Video: Financial crisis in 10 minutes or less

“Burning Down the House” has been floating around the Internet for a couple of days, a fast-moving slideshow that just comes under the 10-minute diktat of YouTube. It provides an interesting and even a detailed look at how the Community Reinvestment Act (CRA) got used in the late 1990s to push banks into sub-prime mortgages, and how that distorted the market and created the housing bubble:

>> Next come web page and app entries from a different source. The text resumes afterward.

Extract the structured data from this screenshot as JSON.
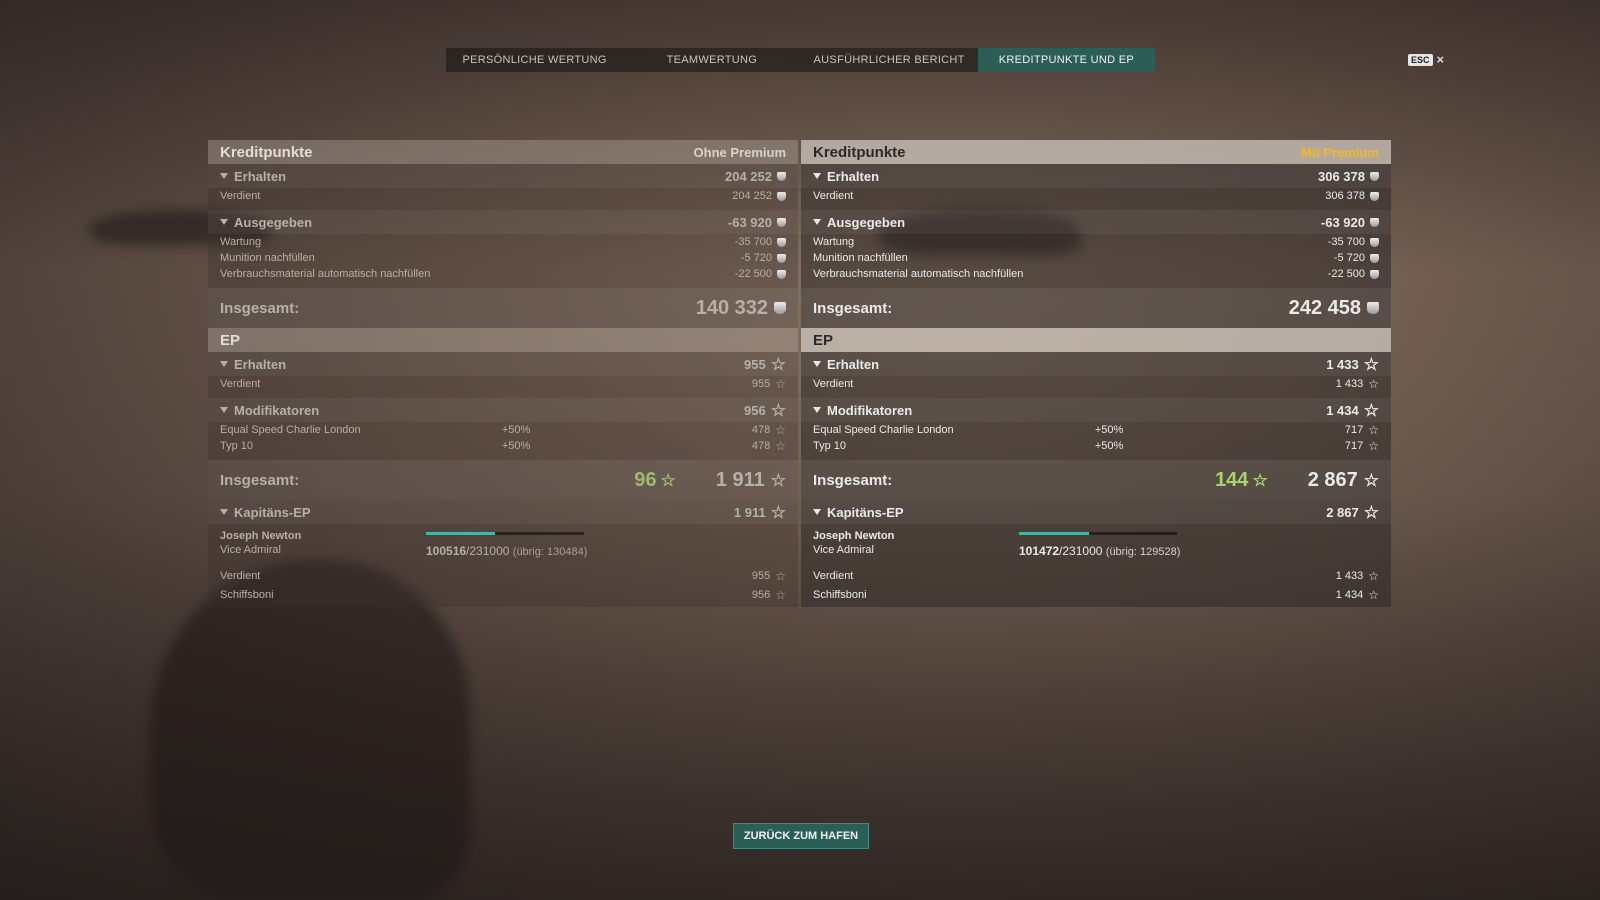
{
  "tabs": [
    {
      "label": "PERSÖNLICHE WERTUNG",
      "active": false
    },
    {
      "label": "TEAMWERTUNG",
      "active": false
    },
    {
      "label": "AUSFÜHRLICHER BERICHT",
      "active": false
    },
    {
      "label": "KREDITPUNKTE UND EP",
      "active": true
    }
  ],
  "esc": {
    "key": "ESC",
    "close": "×"
  },
  "left": {
    "credits_title": "Kreditpunkte",
    "credits_sub": "Ohne Premium",
    "erhalten": {
      "label": "Erhalten",
      "value": "204 252"
    },
    "verdient": {
      "label": "Verdient",
      "value": "204 252"
    },
    "ausgegeben": {
      "label": "Ausgegeben",
      "value": "-63 920"
    },
    "wartung": {
      "label": "Wartung",
      "value": "-35 700"
    },
    "munition": {
      "label": "Munition nachfüllen",
      "value": "-5 720"
    },
    "verbrauch": {
      "label": "Verbrauchsmaterial automatisch nachfüllen",
      "value": "-22 500"
    },
    "total_credits": {
      "label": "Insgesamt:",
      "value": "140 332"
    },
    "ep_title": "EP",
    "ep_erhalten": {
      "label": "Erhalten",
      "value": "955"
    },
    "ep_verdient": {
      "label": "Verdient",
      "value": "955"
    },
    "mods": {
      "label": "Modifikatoren",
      "value": "956"
    },
    "mod1": {
      "label": "Equal Speed Charlie London",
      "pct": "+50%",
      "value": "478"
    },
    "mod2": {
      "label": "Typ 10",
      "pct": "+50%",
      "value": "478"
    },
    "total_ep": {
      "label": "Insgesamt:",
      "bonus": "96",
      "value": "1 911"
    },
    "captain_ep": {
      "label": "Kapitäns-EP",
      "value": "1 911"
    },
    "captain": {
      "name": "Joseph Newton",
      "rank": "Vice Admiral",
      "xp": "100516",
      "max": "/231000",
      "rest": "(übrig: 130484)",
      "progress": 0.435
    },
    "cap_verdient": {
      "label": "Verdient",
      "value": "955"
    },
    "cap_schiff": {
      "label": "Schiffsboni",
      "value": "956"
    }
  },
  "right": {
    "credits_title": "Kreditpunkte",
    "credits_sub": "Mit Premium",
    "erhalten": {
      "label": "Erhalten",
      "value": "306 378"
    },
    "verdient": {
      "label": "Verdient",
      "value": "306 378"
    },
    "ausgegeben": {
      "label": "Ausgegeben",
      "value": "-63 920"
    },
    "wartung": {
      "label": "Wartung",
      "value": "-35 700"
    },
    "munition": {
      "label": "Munition nachfüllen",
      "value": "-5 720"
    },
    "verbrauch": {
      "label": "Verbrauchsmaterial automatisch nachfüllen",
      "value": "-22 500"
    },
    "total_credits": {
      "label": "Insgesamt:",
      "value": "242 458"
    },
    "ep_title": "EP",
    "ep_erhalten": {
      "label": "Erhalten",
      "value": "1 433"
    },
    "ep_verdient": {
      "label": "Verdient",
      "value": "1 433"
    },
    "mods": {
      "label": "Modifikatoren",
      "value": "1 434"
    },
    "mod1": {
      "label": "Equal Speed Charlie London",
      "pct": "+50%",
      "value": "717"
    },
    "mod2": {
      "label": "Typ 10",
      "pct": "+50%",
      "value": "717"
    },
    "total_ep": {
      "label": "Insgesamt:",
      "bonus": "144",
      "value": "2 867"
    },
    "captain_ep": {
      "label": "Kapitäns-EP",
      "value": "2 867"
    },
    "captain": {
      "name": "Joseph Newton",
      "rank": "Vice Admiral",
      "xp": "101472",
      "max": "/231000",
      "rest": "(übrig: 129528)",
      "progress": 0.44
    },
    "cap_verdient": {
      "label": "Verdient",
      "value": "1 433"
    },
    "cap_schiff": {
      "label": "Schiffsboni",
      "value": "1 434"
    }
  },
  "icons": {
    "star": "☆",
    "credit": "credit-coin-icon"
  },
  "back_button": "ZURÜCK ZUM HAFEN"
}
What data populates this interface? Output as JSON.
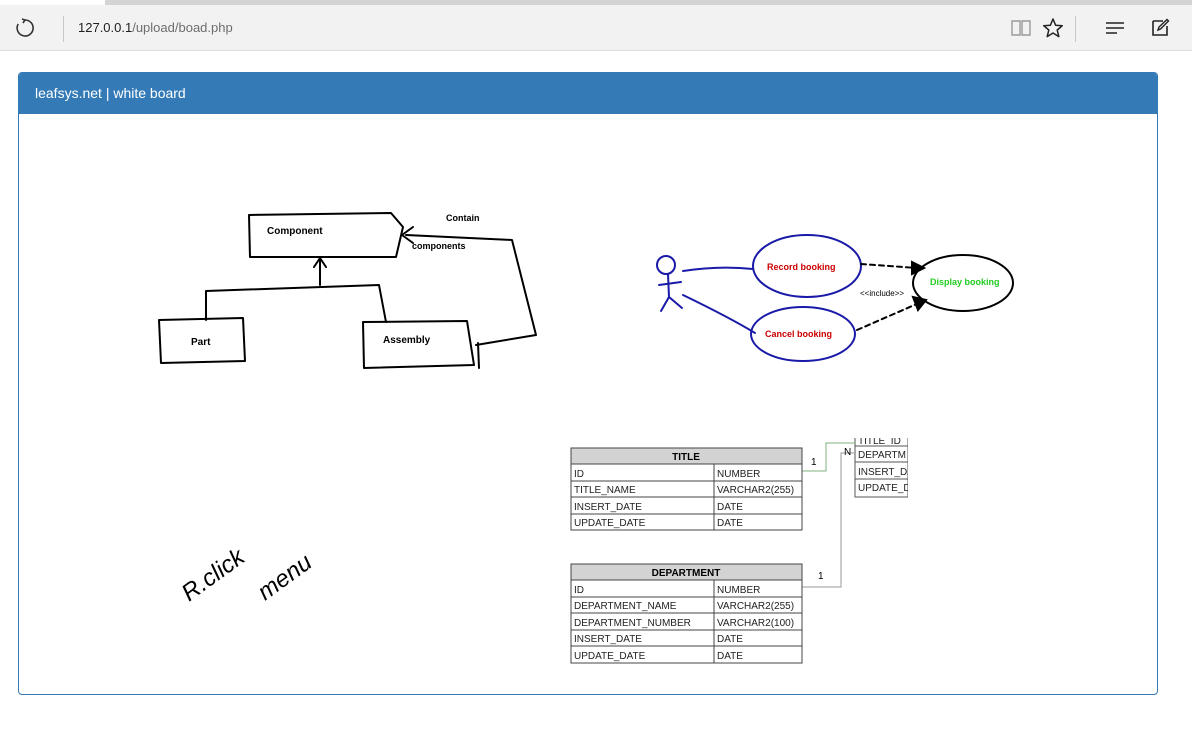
{
  "browser": {
    "url_host": "127.0.0.1",
    "url_path": "/upload/boad.php",
    "icons": [
      "refresh-icon",
      "reading-view-icon",
      "favorite-star-icon",
      "hub-menu-icon",
      "web-note-icon"
    ]
  },
  "panel": {
    "title": "leafsys.net | white board"
  },
  "class_diagram": {
    "component": "Component",
    "part": "Part",
    "assembly": "Assembly",
    "relation_line1": "Contain",
    "relation_line2": "components"
  },
  "use_case_diagram": {
    "record": "Record booking",
    "cancel": "Cancel booking",
    "display": "Display booking",
    "include": "<<include>>",
    "colors": {
      "actor": "#1a1aa8",
      "case_text": "#cc0000",
      "display_text": "#22cc22"
    }
  },
  "er_diagram": {
    "title_table": {
      "name": "TITLE",
      "rows": [
        [
          "ID",
          "NUMBER"
        ],
        [
          "TITLE_NAME",
          "VARCHAR2(255)"
        ],
        [
          "INSERT_DATE",
          "DATE"
        ],
        [
          "UPDATE_DATE",
          "DATE"
        ]
      ]
    },
    "department_table": {
      "name": "DEPARTMENT",
      "rows": [
        [
          "ID",
          "NUMBER"
        ],
        [
          "DEPARTMENT_NAME",
          "VARCHAR2(255)"
        ],
        [
          "DEPARTMENT_NUMBER",
          "VARCHAR2(100)"
        ],
        [
          "INSERT_DATE",
          "DATE"
        ],
        [
          "UPDATE_DATE",
          "DATE"
        ]
      ]
    },
    "partial_table": {
      "rows": [
        "TITLE_ID",
        "DEPARTM",
        "INSERT_DA",
        "UPDATE_D"
      ]
    },
    "cardinality_title": "1",
    "cardinality_n": "N",
    "cardinality_dept": "1"
  },
  "handwriting": {
    "line1": "R.click",
    "line2": "menu"
  }
}
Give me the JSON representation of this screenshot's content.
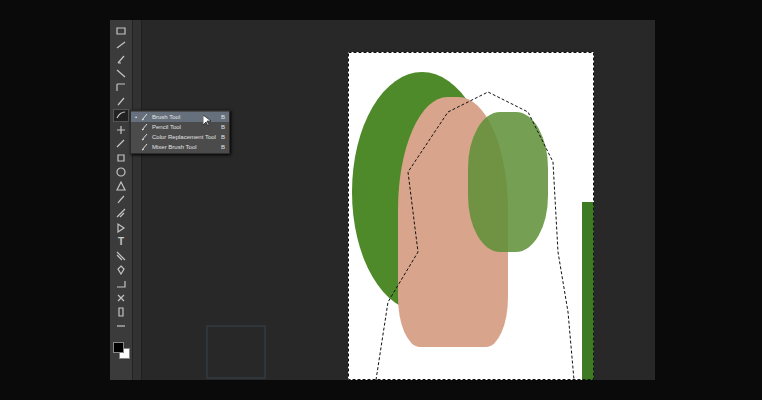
{
  "toolbar": {
    "type_tool_glyph": "T"
  },
  "flyout_menu": {
    "items": [
      {
        "label": "Brush Tool",
        "shortcut": "B",
        "selected": true
      },
      {
        "label": "Pencil Tool",
        "shortcut": "B",
        "selected": false
      },
      {
        "label": "Color Replacement Tool",
        "shortcut": "B",
        "selected": false
      },
      {
        "label": "Mixer Brush Tool",
        "shortcut": "B",
        "selected": false
      }
    ]
  }
}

A few clarifications should be made. This video lays all of the blame on Democrats, which is a natural reaction in an election year, but that lets a lot of Republicans off the hook. In 2003, the Bush administration tried to stop the runaway train of Fannie Mae and Freddie Mac, and Republicans controlled both chambers of Congress.  Democrats alone didn’t stop this.  No one filibustered the Bush administration’s bill in the Senate; it didn’t have the votes to pass anyway.  Likewise in 2006, when Chuck Hagel, John McCain, John Sununu, and Elizabeth Dole attempted to fix Fannie and Freddie, Republicans controlled Congress and did nothing to pass this bill.  Democrats blocked it, but without some help from Republicans, both efforts would have passed easily.

What this video does is show how obvious this problem should have been, especially when noting the price increases in housing as compared to inflation.  Why didn’t this generate more concern?  A lot of us had equity building in our own houses at fast rates, making us look like geniuses, and certainly keeping us too happy to complain about it.   Maybe we were just too happy to look behind the green curtain.

That’s why this isn’t just a Democratic Party problem.  They set the wheels in motion, but all of us should have known better.  Many of us benefited from the bubble, and now the bill has come due.  What we should demand is that the people who got us into this mess — Chris Dodd and Barney Frank in particular — recuse themselves from their committee assignments and stay out of the solution-making process.  And what we must demand is an end to government distortion of lending and investment markets to pick winners and losers.  No more GSEs, no more CRAs — just competent oversight and rational regulation.